Finding Your Taylor Kin Through Y-DNA

How can you maximize the chances of finding blood relatives? By doing the full 67 marker Y-DNA study and posting your family tree at the Taylor site. (If you are not a Taylor, post it at the appropriate site.)

Then proceed to set your search at FTDNA to search all surnames, AND list your results at Y-Search (which allows those who tested with other laboratories to compare their results with your FTDNA results).

I have previously found that neither my brother (Robinson project) or my great-uncle (Taylor project) were set to match ANY surname (other than their project). I physically changed both, and probably will need to do so again, since FTDNA just revised the website and caused many settings to change. Be sure and check your page, too.

Additionally, regarding the y-search, with both 67 marker subjects above there were VERY few people in the y-search (and no matches for either). The number participating in the Y search was less than 10% of the number in the surname project itself. So it has been a wasted effort SO FAR.

Given what we know about the Taylors, spelling changes and so forth, as well as the normal number of NPEs[1], limiting a search to just "Taylor" will exclude many likely matches.

Anyone who has spent more than a couple of minutes looking at his/her family tree will see how there have been diverging lines with different spellings, out-of-wedlock births, adoptions inside and outside the family, and other things that make tracing their DNA most likely to be fruitful if they search the entire FTDNA database!

Then, when you find your blood relative, I hope you each have enough of the family tree to solve all your questions about your forebears!

I like to think optimistically!

Please share your good news here.

[1] Non parental events: when the father of record is not the genetic father.

1 comment:

  1. Its a nice and handy information.

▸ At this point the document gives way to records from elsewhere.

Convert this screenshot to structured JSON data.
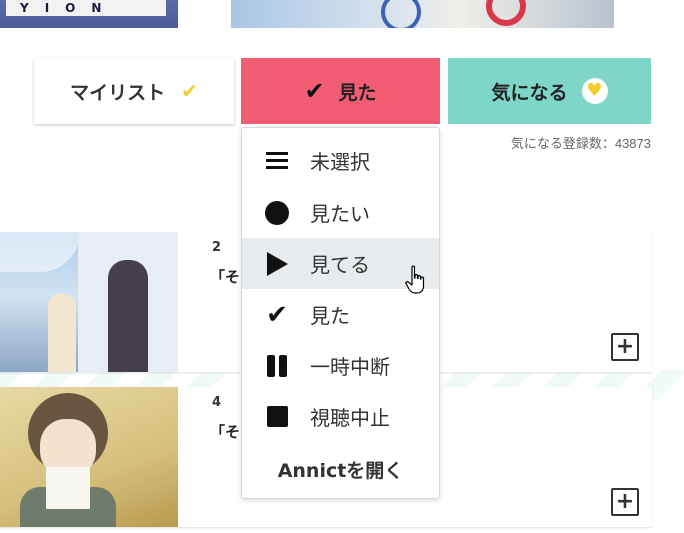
{
  "top_thumbnail_left": {
    "letters": "YION"
  },
  "status_buttons": {
    "mylist": {
      "label": "マイリスト",
      "icon": "check-icon",
      "icon_color": "#f2cf2b"
    },
    "watched": {
      "label": "見た",
      "icon": "check-icon",
      "color": "#f25d73"
    },
    "interested": {
      "label": "気になる",
      "icon": "heart-icon",
      "color": "#7dd6c8"
    }
  },
  "watchers": {
    "text": "気になる登録数：43873"
  },
  "dropdown": {
    "items": [
      {
        "label": "未選択",
        "icon": "list-icon"
      },
      {
        "label": "見たい",
        "icon": "circle-icon"
      },
      {
        "label": "見てる",
        "icon": "play-icon",
        "hovered": true
      },
      {
        "label": "見た",
        "icon": "check-icon"
      },
      {
        "label": "一時中断",
        "icon": "pause-icon"
      },
      {
        "label": "視聴中止",
        "icon": "stop-icon"
      }
    ],
    "open_annict": "Annictを開く"
  },
  "episodes": [
    {
      "number": "2",
      "title": "「その"
    },
    {
      "number": "4",
      "title": "「その"
    }
  ]
}
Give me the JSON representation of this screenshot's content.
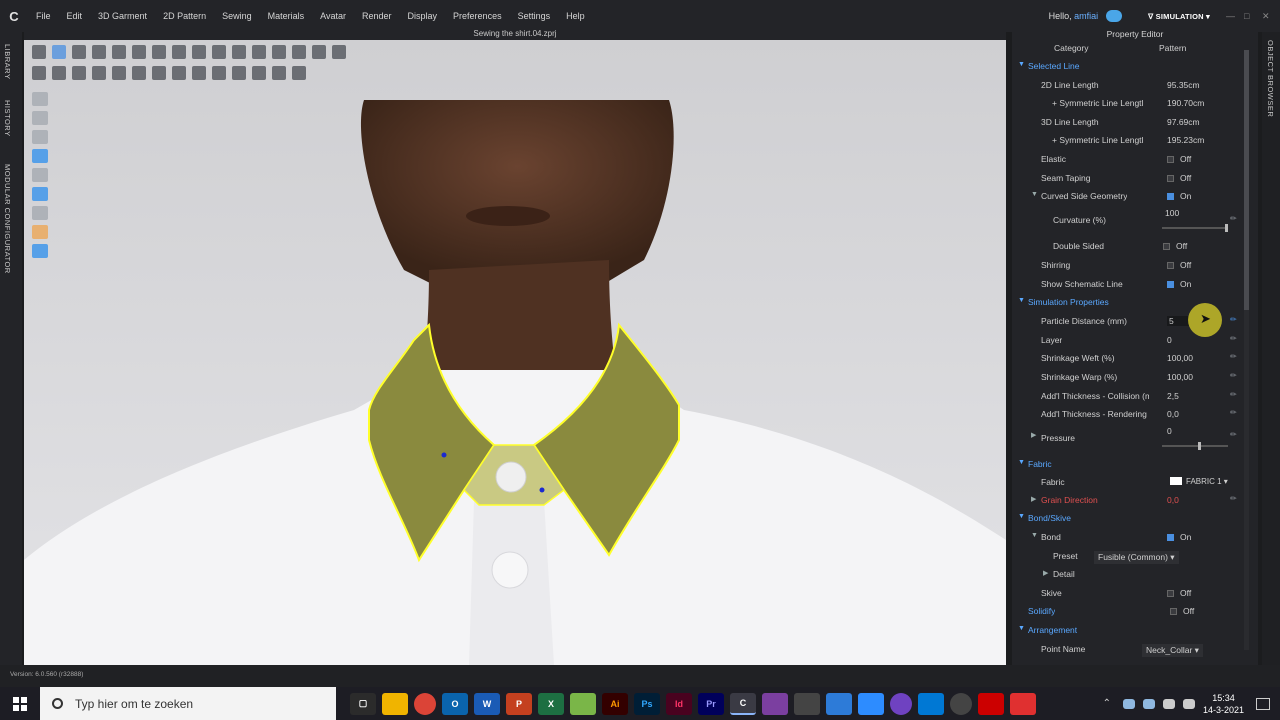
{
  "app": {
    "logo": "C",
    "menu": [
      "File",
      "Edit",
      "3D Garment",
      "2D Pattern",
      "Sewing",
      "Materials",
      "Avatar",
      "Render",
      "Display",
      "Preferences",
      "Settings",
      "Help"
    ],
    "hello_prefix": "Hello,",
    "user": "amfiai",
    "mode": "SIMULATION",
    "file_title": "Sewing the shirt.04.zprj",
    "version": "Version: 6.0.560 (r32888)"
  },
  "left_tabs": [
    "LIBRARY",
    "HISTORY",
    "MODULAR CONFIGURATOR"
  ],
  "right_tabs": [
    "OBJECT BROWSER"
  ],
  "panel": {
    "title": "Property Editor",
    "category_label": "Category",
    "category_value": "Pattern",
    "rows": [
      {
        "label": "Selected Line",
        "type": "section"
      },
      {
        "label": "2D Line Length",
        "value": "95.35cm"
      },
      {
        "label": "+ Symmetric Line Lengtl",
        "value": "190.70cm"
      },
      {
        "label": "3D Line Length",
        "value": "97.69cm"
      },
      {
        "label": "+ Symmetric Line Lengtl",
        "value": "195.23cm"
      },
      {
        "label": "Elastic",
        "check": false,
        "value": "Off"
      },
      {
        "label": "Seam Taping",
        "check": false,
        "value": "Off"
      },
      {
        "label": "Curved Side Geometry",
        "check": true,
        "value": "On"
      },
      {
        "label": "Curvature (%)",
        "value": "100",
        "slider": 0.97
      },
      {
        "label": "Double Sided",
        "check": false,
        "value": "Off"
      },
      {
        "label": "Shirring",
        "check": false,
        "value": "Off"
      },
      {
        "label": "Show Schematic Line",
        "check": true,
        "value": "On"
      },
      {
        "label": "Simulation Properties",
        "type": "section"
      },
      {
        "label": "Particle Distance (mm)",
        "value": "5"
      },
      {
        "label": "Layer",
        "value": "0"
      },
      {
        "label": "Shrinkage Weft (%)",
        "value": "100,00"
      },
      {
        "label": "Shrinkage Warp (%)",
        "value": "100,00"
      },
      {
        "label": "Add'l Thickness - Collision (mi",
        "value": "2,5"
      },
      {
        "label": "Add'l Thickness - Rendering (n",
        "value": "0,0"
      },
      {
        "label": "Pressure",
        "value": "0",
        "slider": 0.55
      },
      {
        "label": "Fabric",
        "type": "section"
      },
      {
        "label": "Fabric",
        "value": "FABRIC 1"
      },
      {
        "label": "Grain Direction",
        "value": "0,0"
      },
      {
        "label": "Bond/Skive",
        "type": "section"
      },
      {
        "label": "Bond",
        "check": true,
        "value": "On"
      },
      {
        "label": "Preset",
        "value": "Fusible (Common)"
      },
      {
        "label": "Detail"
      },
      {
        "label": "Skive",
        "check": false,
        "value": "Off"
      },
      {
        "label": "Solidify",
        "check": false,
        "value": "Off"
      },
      {
        "label": "Arrangement",
        "type": "section"
      },
      {
        "label": "Point Name",
        "value": "Neck_Collar"
      }
    ]
  },
  "taskbar": {
    "search_placeholder": "Typ hier om te zoeken",
    "apps": [
      "Ai",
      "Id",
      "Pr",
      "Ps",
      "W",
      "P",
      "X"
    ],
    "time": "15:34",
    "date": "14-3-2021"
  }
}
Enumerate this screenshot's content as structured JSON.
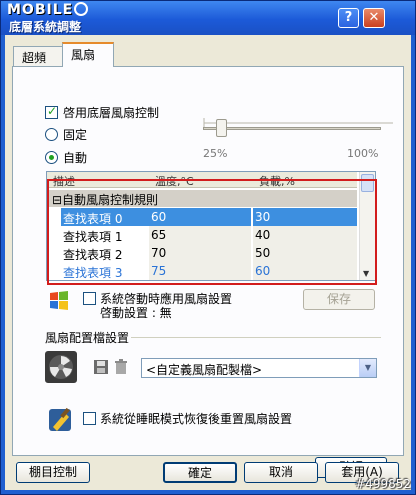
{
  "window": {
    "brand": "MOBILE",
    "title": "底層系統調整",
    "help_label": "?",
    "close_label": "✕"
  },
  "tabs": [
    {
      "label": "超頻"
    },
    {
      "label": "風扇"
    }
  ],
  "fan": {
    "enable_label": "啓用底層風扇控制",
    "fixed_label": "固定",
    "auto_label": "自動",
    "slider_min_label": "25%",
    "slider_max_label": "100%",
    "slider_level": 0.1,
    "grid": {
      "headers": [
        "描述",
        "溫度,°C",
        "負載,%"
      ],
      "group_label": "⊟自動風扇控制規則",
      "rows": [
        {
          "desc": "查找表項 0",
          "temp": "60",
          "load": "30",
          "selected": true
        },
        {
          "desc": "查找表項 1",
          "temp": "65",
          "load": "40",
          "selected": false
        },
        {
          "desc": "查找表項 2",
          "temp": "70",
          "load": "50",
          "selected": false
        },
        {
          "desc": "查找表項 3",
          "temp": "75",
          "load": "60",
          "selected": false
        }
      ]
    },
    "apply_on_startup_label": "系統啓動時應用風扇設置",
    "startup_setting_label": "啓動設置 : 無",
    "save_label": "保存",
    "profile_section_label": "風扇配置檔設置",
    "profile_select_value": "<自定義風扇配製檔>",
    "reset_on_resume_label": "系統從睡眠模式恢復後重置風扇設置",
    "default_label": "默認"
  },
  "footer": {
    "bottom_control_label": "棚目控制",
    "ok_label": "確定",
    "cancel_label": "取消",
    "apply_label": "套用(A)"
  },
  "watermark": "#499852",
  "colors": {
    "titlebar": "#1c5ad8",
    "selection": "#3d8fe0",
    "outline": "#d21c1c"
  }
}
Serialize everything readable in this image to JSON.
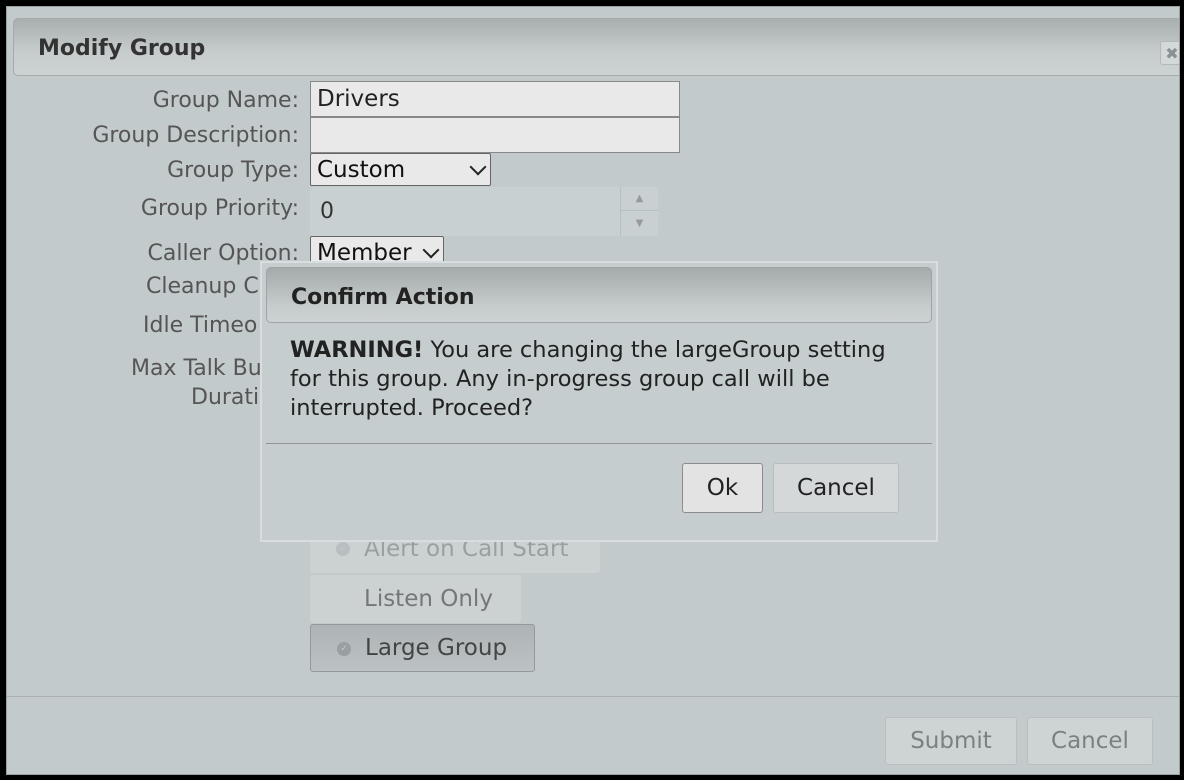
{
  "window": {
    "title": "Modify Group",
    "close_glyph": "✖"
  },
  "form": {
    "group_name_label": "Group Name:",
    "group_name_value": "Drivers",
    "group_description_label": "Group Description:",
    "group_description_value": "",
    "group_type_label": "Group Type:",
    "group_type_value": "Custom",
    "group_priority_label": "Group Priority:",
    "group_priority_value": "0",
    "caller_option_label": "Caller Option:",
    "caller_option_value": "Member",
    "cleanup_label_partial": "Cleanup C",
    "idle_timeout_label_partial": "Idle Timeo",
    "max_talk_label_partial_line1": "Max Talk Bu",
    "max_talk_label_partial_line2": "Durati",
    "toggles": {
      "alert_on_call_start": "Alert on Call Start",
      "listen_only": "Listen Only",
      "large_group": "Large Group"
    }
  },
  "footer": {
    "submit_label": "Submit",
    "cancel_label": "Cancel"
  },
  "confirm": {
    "title": "Confirm Action",
    "warning_bold": "WARNING!",
    "message": " You are changing the largeGroup setting for this group. Any in-progress group call will be interrupted. Proceed?",
    "ok_label": "Ok",
    "cancel_label": "Cancel"
  },
  "icons": {
    "close": "close-icon",
    "chevron": "chevron-down-icon",
    "spinner_up": "caret-up-icon",
    "spinner_down": "caret-down-icon",
    "check": "check-circle-icon"
  }
}
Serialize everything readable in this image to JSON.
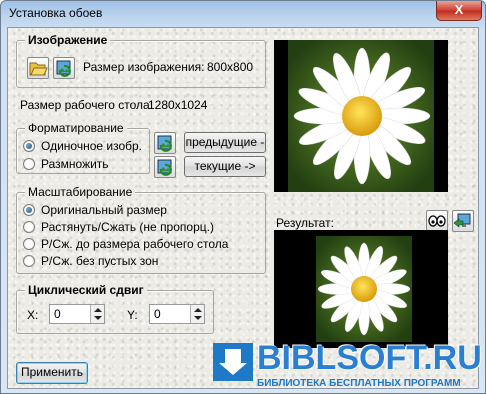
{
  "window": {
    "title": "Установка обоев",
    "close_label": "X"
  },
  "image_group": {
    "legend": "Изображение",
    "size_label": "Размер изображения:",
    "size_value": "800x800",
    "open_icon": "folder-open-icon",
    "refresh_icon": "picture-refresh-icon"
  },
  "desktop": {
    "label": "Размер рабочего стола:",
    "value": "1280x1024"
  },
  "formatting": {
    "legend": "Форматирование",
    "options": [
      {
        "label": "Одиночное изобр.",
        "selected": true
      },
      {
        "label": "Размножить",
        "selected": false
      }
    ],
    "prev_button": "предыдущие ->",
    "current_button": "текущие ->"
  },
  "scaling": {
    "legend": "Масштабирование",
    "options": [
      {
        "label": "Оригинальный размер",
        "selected": true
      },
      {
        "label": "Растянуть/Сжать (не пропорц.)",
        "selected": false
      },
      {
        "label": "Р/Сж. до размера рабочего стола",
        "selected": false
      },
      {
        "label": "Р/Сж. без пустых зон",
        "selected": false
      }
    ]
  },
  "shift": {
    "legend": "Циклический сдвиг",
    "x_label": "X:",
    "x_value": "0",
    "y_label": "Y:",
    "y_value": "0"
  },
  "result": {
    "label": "Результат:",
    "preview_icon": "eyes-icon",
    "apply_icon": "monitor-arrow-icon"
  },
  "apply_button": "Применить",
  "watermark": {
    "title": "BIBLSOFT.RU",
    "subtitle": "БИБЛИОТЕКА БЕСПЛАТНЫХ ПРОГРАММ"
  },
  "colors": {
    "accent": "#1e79c6",
    "petal": "#ffffff",
    "center": "#f3c31a"
  }
}
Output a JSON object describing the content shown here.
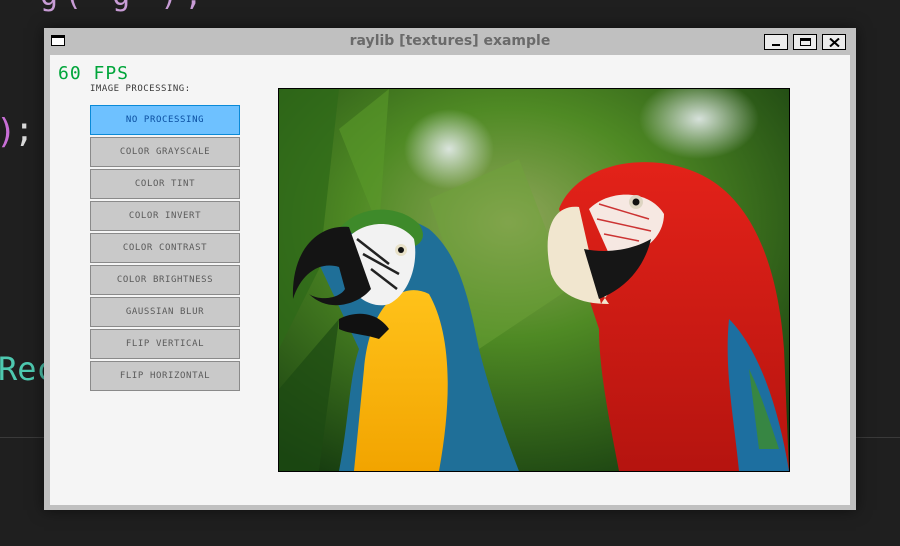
{
  "window": {
    "title": "raylib [textures] example"
  },
  "fps_counter": "60 FPS",
  "menu": {
    "label": "IMAGE PROCESSING:",
    "items": [
      {
        "label": "NO PROCESSING",
        "active": true
      },
      {
        "label": "COLOR GRAYSCALE",
        "active": false
      },
      {
        "label": "COLOR TINT",
        "active": false
      },
      {
        "label": "COLOR INVERT",
        "active": false
      },
      {
        "label": "COLOR CONTRAST",
        "active": false
      },
      {
        "label": "COLOR BRIGHTNESS",
        "active": false
      },
      {
        "label": "GAUSSIAN BLUR",
        "active": false
      },
      {
        "label": "FLIP VERTICAL",
        "active": false
      },
      {
        "label": "FLIP HORIZONTAL",
        "active": false
      }
    ]
  },
  "background_code": {
    "paren": ")",
    "semicolon": ";",
    "identifier": "Rec",
    "top_glyphs": "g(   g  ),"
  },
  "colors": {
    "fps_green": "#00a53a",
    "active_button": "#6ec1ff",
    "active_border": "#0a8ad8",
    "window_chrome": "#c0c0c0"
  },
  "icons": {
    "window": "window-icon",
    "minimize": "minimize-icon",
    "maximize": "maximize-icon",
    "close": "close-icon"
  }
}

The scientific method is make tracing their DNA. I am also tracing relatives and kin for few friends.